Visiting his museum in his hometown of Pittsburgh was quite a unique experience. It was amazing to see that the child of immigrants in an industrial city had such a bright imagination. His understanding of celebrity and branding has been imitated but never recreated.

Q: What work of theirs has truly struck a chord with you and why?
His quote regarding Coca-Cola and its place as a democratic consumer product struck me the most. His point was that the rich and the poor drink the same Coke, and this is an experience that can only be found in democratic societies, like America. It seems that many artists vilify corporate interests and brands, but he saw the commercially produced soft drink in a wholly different light, as representative of the American experience or, at the very least, the American ideal.

Q: What would you tell this person if you met him/her?
What was Basquiat like in real life?

Warren Harrison

Q: Who is your design hero?
Laurie Anderson

Q: Why do you identify with this person or what about them piques your interest?
She blurs the line between pop culture, performance art and canine entertainment.

Q: What work of theirs has truly struck a chord with you and why?
The first piece I heard, "O Superman." It's meditative, but also its method of appearance to the World. An odd performance artist suddenly had a 7-album record deal. WTF of the best kind.

Q: What would you tell this person if you met him/her?
You inspired me to project onto black cloth. Thanks for that.

Kristen Pericleous

Q: Who is your design hero?
Walt Disney. He's more of my overall artistic hero.

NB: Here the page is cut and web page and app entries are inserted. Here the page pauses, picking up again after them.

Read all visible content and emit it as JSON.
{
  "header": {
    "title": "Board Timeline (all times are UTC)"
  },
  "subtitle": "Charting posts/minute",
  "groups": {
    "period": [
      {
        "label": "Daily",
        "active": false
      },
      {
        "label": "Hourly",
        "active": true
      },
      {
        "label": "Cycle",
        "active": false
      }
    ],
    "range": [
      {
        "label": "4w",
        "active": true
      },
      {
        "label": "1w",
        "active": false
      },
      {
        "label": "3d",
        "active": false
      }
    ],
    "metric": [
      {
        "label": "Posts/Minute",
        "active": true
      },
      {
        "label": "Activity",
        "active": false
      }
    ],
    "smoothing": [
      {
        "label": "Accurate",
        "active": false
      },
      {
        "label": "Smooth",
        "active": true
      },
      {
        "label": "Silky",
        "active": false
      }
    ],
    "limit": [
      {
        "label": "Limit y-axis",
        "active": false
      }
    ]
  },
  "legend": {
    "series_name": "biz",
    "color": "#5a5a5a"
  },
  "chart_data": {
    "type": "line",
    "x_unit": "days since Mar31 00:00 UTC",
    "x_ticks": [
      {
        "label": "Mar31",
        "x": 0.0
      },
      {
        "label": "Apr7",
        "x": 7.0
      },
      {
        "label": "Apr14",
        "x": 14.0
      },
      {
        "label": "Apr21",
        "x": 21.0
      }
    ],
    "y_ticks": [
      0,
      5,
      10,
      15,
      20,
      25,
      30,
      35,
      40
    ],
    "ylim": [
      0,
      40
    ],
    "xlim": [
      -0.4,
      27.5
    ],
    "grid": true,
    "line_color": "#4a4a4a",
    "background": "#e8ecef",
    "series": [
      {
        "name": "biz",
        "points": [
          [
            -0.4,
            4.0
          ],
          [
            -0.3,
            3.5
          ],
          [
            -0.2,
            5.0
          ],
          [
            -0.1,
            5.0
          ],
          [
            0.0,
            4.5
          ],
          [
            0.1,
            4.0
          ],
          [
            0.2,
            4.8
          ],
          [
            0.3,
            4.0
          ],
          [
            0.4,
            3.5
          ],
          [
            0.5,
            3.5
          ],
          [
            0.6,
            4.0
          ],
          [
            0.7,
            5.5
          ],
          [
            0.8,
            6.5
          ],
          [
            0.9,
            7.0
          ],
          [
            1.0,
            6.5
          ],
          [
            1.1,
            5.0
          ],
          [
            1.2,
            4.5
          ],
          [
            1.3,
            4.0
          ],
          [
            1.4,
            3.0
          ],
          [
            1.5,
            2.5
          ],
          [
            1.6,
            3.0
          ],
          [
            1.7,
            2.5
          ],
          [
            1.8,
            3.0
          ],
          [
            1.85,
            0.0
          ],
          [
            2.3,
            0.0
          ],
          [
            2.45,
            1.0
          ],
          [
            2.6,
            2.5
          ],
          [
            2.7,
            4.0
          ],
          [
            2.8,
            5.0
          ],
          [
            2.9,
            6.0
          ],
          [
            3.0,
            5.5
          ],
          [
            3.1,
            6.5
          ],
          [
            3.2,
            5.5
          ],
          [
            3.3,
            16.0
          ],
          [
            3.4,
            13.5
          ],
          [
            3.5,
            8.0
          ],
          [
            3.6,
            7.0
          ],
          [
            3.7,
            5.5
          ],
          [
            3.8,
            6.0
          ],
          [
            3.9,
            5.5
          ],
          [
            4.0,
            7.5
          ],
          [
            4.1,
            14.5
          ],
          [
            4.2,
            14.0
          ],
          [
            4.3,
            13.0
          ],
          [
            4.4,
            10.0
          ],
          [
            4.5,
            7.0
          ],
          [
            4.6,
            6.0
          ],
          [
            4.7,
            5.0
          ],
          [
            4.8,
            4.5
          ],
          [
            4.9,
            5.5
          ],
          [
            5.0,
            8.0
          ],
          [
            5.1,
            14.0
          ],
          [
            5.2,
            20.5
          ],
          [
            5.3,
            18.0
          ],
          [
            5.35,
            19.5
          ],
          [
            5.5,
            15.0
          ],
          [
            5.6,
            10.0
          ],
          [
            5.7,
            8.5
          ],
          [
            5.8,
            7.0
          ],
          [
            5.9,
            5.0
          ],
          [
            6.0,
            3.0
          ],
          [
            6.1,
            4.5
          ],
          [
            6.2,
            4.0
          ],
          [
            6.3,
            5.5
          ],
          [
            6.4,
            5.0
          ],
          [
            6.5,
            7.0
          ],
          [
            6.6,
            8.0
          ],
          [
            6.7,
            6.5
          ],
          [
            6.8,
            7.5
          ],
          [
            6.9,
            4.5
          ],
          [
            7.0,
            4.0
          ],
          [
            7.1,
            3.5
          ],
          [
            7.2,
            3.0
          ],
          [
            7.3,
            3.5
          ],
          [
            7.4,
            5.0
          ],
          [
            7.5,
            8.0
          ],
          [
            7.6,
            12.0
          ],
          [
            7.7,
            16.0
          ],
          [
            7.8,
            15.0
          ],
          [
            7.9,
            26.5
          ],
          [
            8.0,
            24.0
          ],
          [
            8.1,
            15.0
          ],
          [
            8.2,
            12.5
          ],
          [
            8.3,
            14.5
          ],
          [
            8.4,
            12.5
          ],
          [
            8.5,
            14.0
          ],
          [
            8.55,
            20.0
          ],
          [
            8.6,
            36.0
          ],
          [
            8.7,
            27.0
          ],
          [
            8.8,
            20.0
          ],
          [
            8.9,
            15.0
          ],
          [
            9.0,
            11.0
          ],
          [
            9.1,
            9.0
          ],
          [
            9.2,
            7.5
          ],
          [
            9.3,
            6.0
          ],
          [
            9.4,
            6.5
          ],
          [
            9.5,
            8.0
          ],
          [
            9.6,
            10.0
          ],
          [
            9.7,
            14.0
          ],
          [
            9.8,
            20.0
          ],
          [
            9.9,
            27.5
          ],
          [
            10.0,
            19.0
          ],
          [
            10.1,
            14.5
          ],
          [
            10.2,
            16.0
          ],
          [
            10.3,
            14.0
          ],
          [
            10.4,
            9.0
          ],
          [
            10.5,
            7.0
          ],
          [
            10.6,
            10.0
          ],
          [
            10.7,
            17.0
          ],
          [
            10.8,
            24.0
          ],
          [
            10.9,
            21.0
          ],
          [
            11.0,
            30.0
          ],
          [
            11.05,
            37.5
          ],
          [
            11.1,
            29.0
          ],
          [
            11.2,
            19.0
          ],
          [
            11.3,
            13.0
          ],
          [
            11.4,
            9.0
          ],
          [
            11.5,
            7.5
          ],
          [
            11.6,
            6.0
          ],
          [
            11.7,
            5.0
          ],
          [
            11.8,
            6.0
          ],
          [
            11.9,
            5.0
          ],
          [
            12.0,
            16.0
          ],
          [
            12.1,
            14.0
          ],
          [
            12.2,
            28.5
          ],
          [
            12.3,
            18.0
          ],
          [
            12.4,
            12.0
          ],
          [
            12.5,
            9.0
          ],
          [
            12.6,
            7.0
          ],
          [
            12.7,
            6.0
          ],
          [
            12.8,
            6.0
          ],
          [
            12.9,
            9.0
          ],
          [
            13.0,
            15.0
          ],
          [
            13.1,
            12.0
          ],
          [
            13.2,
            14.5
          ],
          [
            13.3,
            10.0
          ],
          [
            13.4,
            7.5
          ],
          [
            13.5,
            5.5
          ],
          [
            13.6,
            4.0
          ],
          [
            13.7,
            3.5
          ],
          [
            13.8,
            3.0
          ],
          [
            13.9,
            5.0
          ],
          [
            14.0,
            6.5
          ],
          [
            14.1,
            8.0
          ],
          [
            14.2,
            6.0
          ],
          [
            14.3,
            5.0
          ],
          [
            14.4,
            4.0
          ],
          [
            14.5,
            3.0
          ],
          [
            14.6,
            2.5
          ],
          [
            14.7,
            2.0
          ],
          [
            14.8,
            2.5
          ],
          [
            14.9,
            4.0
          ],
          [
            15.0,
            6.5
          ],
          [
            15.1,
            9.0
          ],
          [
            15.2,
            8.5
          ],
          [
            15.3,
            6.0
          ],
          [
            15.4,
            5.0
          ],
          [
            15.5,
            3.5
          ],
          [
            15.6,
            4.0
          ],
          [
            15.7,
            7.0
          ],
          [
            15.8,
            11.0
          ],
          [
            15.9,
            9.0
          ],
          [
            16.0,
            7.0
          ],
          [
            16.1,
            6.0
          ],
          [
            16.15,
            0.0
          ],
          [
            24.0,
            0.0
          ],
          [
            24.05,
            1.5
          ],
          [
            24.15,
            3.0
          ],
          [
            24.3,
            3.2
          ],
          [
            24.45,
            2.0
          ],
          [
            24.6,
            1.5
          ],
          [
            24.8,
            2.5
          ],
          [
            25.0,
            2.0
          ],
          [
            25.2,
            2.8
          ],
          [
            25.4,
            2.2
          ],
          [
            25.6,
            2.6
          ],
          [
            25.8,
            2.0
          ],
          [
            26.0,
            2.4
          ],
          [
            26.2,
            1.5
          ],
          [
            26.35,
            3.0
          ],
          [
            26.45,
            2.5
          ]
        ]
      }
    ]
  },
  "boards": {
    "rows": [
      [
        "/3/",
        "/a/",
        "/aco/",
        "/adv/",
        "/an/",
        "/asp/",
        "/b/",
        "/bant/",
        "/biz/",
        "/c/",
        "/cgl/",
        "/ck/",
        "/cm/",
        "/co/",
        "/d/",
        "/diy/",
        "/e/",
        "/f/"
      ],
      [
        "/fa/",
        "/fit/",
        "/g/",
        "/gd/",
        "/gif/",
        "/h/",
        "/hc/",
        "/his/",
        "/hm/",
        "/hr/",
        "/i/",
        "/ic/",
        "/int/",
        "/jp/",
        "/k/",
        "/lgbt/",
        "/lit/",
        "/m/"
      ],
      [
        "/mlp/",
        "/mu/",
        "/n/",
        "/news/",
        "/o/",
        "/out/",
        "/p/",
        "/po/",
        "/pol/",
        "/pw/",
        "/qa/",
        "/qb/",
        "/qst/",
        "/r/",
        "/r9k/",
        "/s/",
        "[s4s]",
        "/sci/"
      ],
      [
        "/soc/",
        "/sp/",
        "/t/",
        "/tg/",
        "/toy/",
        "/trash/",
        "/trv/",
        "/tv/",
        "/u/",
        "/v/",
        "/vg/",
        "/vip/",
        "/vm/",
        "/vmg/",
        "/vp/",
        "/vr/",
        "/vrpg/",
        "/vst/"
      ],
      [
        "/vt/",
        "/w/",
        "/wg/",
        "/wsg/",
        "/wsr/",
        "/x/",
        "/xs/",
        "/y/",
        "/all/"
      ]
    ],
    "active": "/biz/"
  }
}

Q: Why do you identify with this person or what about them piques your interest?
He found a way to create a sense of wonder and magic in everything that he did. And, he left a legacy behind that continues to do the exact same thing. Small things like movies, illustrations, cartoons, or characters have the power to create a significant moment in an ordinary day. That is a sentiment that I strive to recreate with my design work. I want to create something that makes someone stop and think or brightens their day, if only for a few moments.

Q: What work of theirs has truly struck a chord with you and why?
Walt Disney World. I love that he created a place of magic for children and adults alike. Yes, I will admit to being a huge Disney fan, but I believe every person that walks through those gates feels some sense of being transported away from their everyday world. A sense of wonder and awe is vital to staying creative and always learning and striving to make something new.

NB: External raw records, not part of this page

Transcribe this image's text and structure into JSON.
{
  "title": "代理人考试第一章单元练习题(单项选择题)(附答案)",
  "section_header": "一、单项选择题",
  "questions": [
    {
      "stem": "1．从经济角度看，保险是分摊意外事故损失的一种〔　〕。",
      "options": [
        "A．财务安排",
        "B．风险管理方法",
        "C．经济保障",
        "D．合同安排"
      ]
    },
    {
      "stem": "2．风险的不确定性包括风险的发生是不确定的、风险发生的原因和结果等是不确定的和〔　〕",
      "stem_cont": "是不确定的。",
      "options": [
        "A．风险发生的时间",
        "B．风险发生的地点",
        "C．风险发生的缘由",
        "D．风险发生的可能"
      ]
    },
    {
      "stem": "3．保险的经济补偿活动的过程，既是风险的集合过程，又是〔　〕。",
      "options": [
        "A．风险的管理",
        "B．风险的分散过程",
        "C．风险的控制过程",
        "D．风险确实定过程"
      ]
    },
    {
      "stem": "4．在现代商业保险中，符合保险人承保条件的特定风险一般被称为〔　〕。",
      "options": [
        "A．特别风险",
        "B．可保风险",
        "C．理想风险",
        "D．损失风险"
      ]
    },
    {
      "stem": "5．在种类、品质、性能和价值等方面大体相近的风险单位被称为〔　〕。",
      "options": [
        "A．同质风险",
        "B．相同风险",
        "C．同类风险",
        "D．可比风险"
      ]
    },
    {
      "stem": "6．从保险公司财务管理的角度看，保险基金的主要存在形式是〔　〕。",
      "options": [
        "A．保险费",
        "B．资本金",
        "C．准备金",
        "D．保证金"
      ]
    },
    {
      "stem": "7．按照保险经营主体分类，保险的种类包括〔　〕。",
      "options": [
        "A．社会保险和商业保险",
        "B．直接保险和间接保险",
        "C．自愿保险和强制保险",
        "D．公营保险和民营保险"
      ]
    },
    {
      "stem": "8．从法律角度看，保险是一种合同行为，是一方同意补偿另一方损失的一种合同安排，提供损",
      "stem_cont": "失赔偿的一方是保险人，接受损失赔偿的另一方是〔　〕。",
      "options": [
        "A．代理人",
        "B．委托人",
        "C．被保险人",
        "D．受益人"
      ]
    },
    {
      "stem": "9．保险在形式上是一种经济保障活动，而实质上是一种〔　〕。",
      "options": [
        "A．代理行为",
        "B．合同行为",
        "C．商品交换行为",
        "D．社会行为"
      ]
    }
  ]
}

Q: What would you tell this person if you met him/her?
"If you can dream it, you can do it" is basically the mantra of my life. Thank you for inspiring me to create magic in this world.

#teamtopic